By Neel Juriasingani
The ongoing crisis and economic uncertainty following the COVID-19 pandemic has pushed e-commerce companies to scout new opportunities and offer unique financial services to their customers. In a move that could disrupt the consumer lending segment, e-commerce giants have forayed into the financial services space in the recent years. From payments to lending to insurance, e-commerce is providing financial services to support its core business by partnering with banks, NBFCs, and other financial institutions.
We have seen how Amazon has been experimenting with lending in India. In June 2018, the company launched a marketplace for lenders and sellers to obtain loans at very competitive rates. For the same, Amazon onboarded 5 lenders to the platform Capital First, Bank of Baroda, Aditya Birla Finance, Yes Bank and their portfolio company Capital Float. Similarly, In April 2019, Amazon announced its first lending API integration with lending platform FlexiLoans. With this partnership, Amazon allowed sellers in India to get their SMB loan set up directly on their Amazon Seller Dashboard. FlexiLoans offers underbanked Amazon sellers funding and collateral-free loans and processed 10,000 loans between 2016 and 2019.
What will be interesting to see now, is how these players shift their focus to consumer loans. The COVID-19 crisis has changed the way Indians buy and has significantly influenced a shift in consumer behavior, accelerating e-commerce adoption and encouraging digital buying. In a report by Deloitte, it is mentioned that “though e-commerce companies offered a wide variety of payment options including internet banking, credit and debit card, 60-70% of the payments were made using the Cash on Delivery option in India”. However, this quickly changed during the COVID- 19 crisis as companies shifted towards contactless deliveries, to ensure safety of delivery partners as well as consumers. As a result, willingly or forcefully people resorted to online purchases of groceries, medicines, and other essential goods. To support these purchases, e-commerce giants are coming up with new and innovative credit options for their customers.
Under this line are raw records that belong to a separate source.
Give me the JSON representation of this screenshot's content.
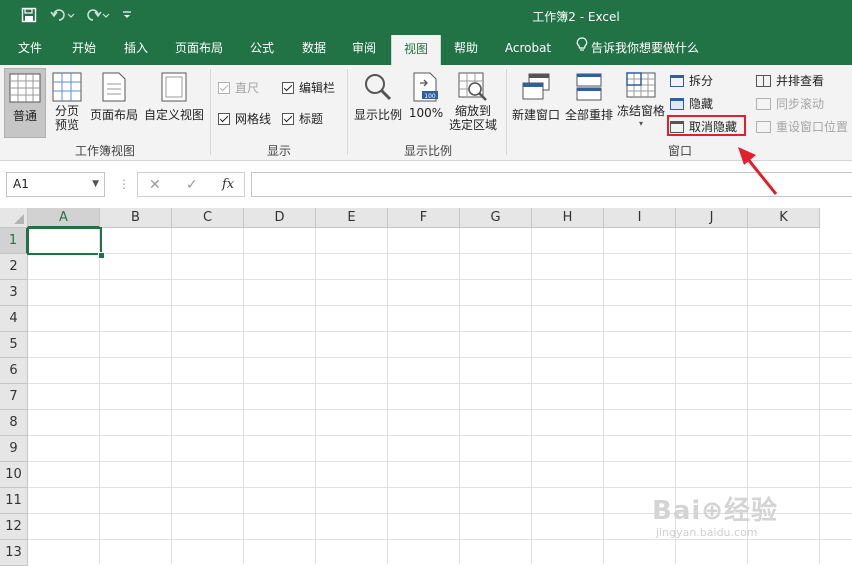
{
  "titlebar": {
    "title": "工作簿2  -  Excel",
    "save_icon": "save-icon",
    "undo_icon": "undo-icon",
    "redo_icon": "redo-icon",
    "customize_icon": "customize-qat-icon"
  },
  "tabs": [
    {
      "label": "文件"
    },
    {
      "label": "开始"
    },
    {
      "label": "插入"
    },
    {
      "label": "页面布局"
    },
    {
      "label": "公式"
    },
    {
      "label": "数据"
    },
    {
      "label": "审阅"
    },
    {
      "label": "视图"
    },
    {
      "label": "帮助"
    },
    {
      "label": "Acrobat"
    }
  ],
  "tellme": {
    "label": "告诉我你想要做什么",
    "icon": "lightbulb-icon"
  },
  "ribbon": {
    "workbook_views": {
      "label": "工作簿视图",
      "normal": "普通",
      "page_break_line1": "分页",
      "page_break_line2": "预览",
      "page_layout": "页面布局",
      "custom_views": "自定义视图"
    },
    "show": {
      "label": "显示",
      "ruler": "直尺",
      "gridlines": "网格线",
      "formula_bar": "编辑栏",
      "headings": "标题"
    },
    "zoom": {
      "label": "显示比例",
      "zoom": "显示比例",
      "hundred": "100%",
      "zoom_sel_line1": "缩放到",
      "zoom_sel_line2": "选定区域",
      "badge": "100"
    },
    "window": {
      "label": "窗口",
      "new_window": "新建窗口",
      "arrange_all": "全部重排",
      "freeze": "冻结窗格",
      "split": "拆分",
      "hide": "隐藏",
      "unhide": "取消隐藏",
      "side_by_side": "并排查看",
      "sync_scroll": "同步滚动",
      "reset_position": "重设窗口位置"
    }
  },
  "formula_bar": {
    "name_box": "A1",
    "cancel": "✕",
    "enter": "✓",
    "fx": "fx",
    "value": ""
  },
  "grid": {
    "columns": [
      "A",
      "B",
      "C",
      "D",
      "E",
      "F",
      "G",
      "H",
      "I",
      "J",
      "K"
    ],
    "rows": [
      "1",
      "2",
      "3",
      "4",
      "5",
      "6",
      "7",
      "8",
      "9",
      "10",
      "11",
      "12",
      "13"
    ],
    "active_cell": "A1"
  },
  "watermark": {
    "main": "Bai⊕经验",
    "sub": "jingyan.baidu.com"
  },
  "colors": {
    "accent": "#217346",
    "highlight": "#e0202d"
  }
}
The Emerging Buy-Now-Pay-Later Model
Many e-commerce companies have also started adopting the ‘Buy-now-pay-later’ models to boost sales on their platforms. For instance, Amazon recently announced ‘Amazon Pay Later’ a new credit service in India that allows shoppers on its platform to get an instant credit that can be used to buy products as well as pay bills. While credit cards were the first ones to provide Pay-later facilities online, it is still not widely used, since most Indian consumers have not adopted credit cards for day-to-day purchases and use it only for emergencies or for big purchases.
Consumers look for financial services that offer ease and affordability, but often because of high-interest rates, fees, and low transparency on charges levied on plastic money, people shy away from using it, sometimes it’s just not the right fit for those who are new to credit. However, ‘Buy Now-Pay Later’ or BNPL model works in a similar way but with low or no interest rates. This credit model finances smaller ticket items and allows consumers to buy the essentials and pay at a later date.
Technology innovations are also playing an important role towards nurturing this differentiated value proposition for e-commerce companies. Thanks to artificial intelligence and machine learning (ML) models that are reducing the risk of fraud and defaults for financial institutions, ecommerce companies now have a deeper understanding of the credit profile of the buyer. Thus, they can securely offer financial services on their platforms and take the consumer experience to a completely new level. The success story will also have ripple effects across other industries. Recently, India’s largest automobile manufacturer announced ‘Buy-now-pay-Later’ schemes to help customers buy their favourite cars. As we have more success stories from different industries, we can certainly expect a positive behavioral change that will usher a new era of consumers’ glory.
(The author is CEO and Co-founder at Datacultr and the views and the views expressed in this article are his own)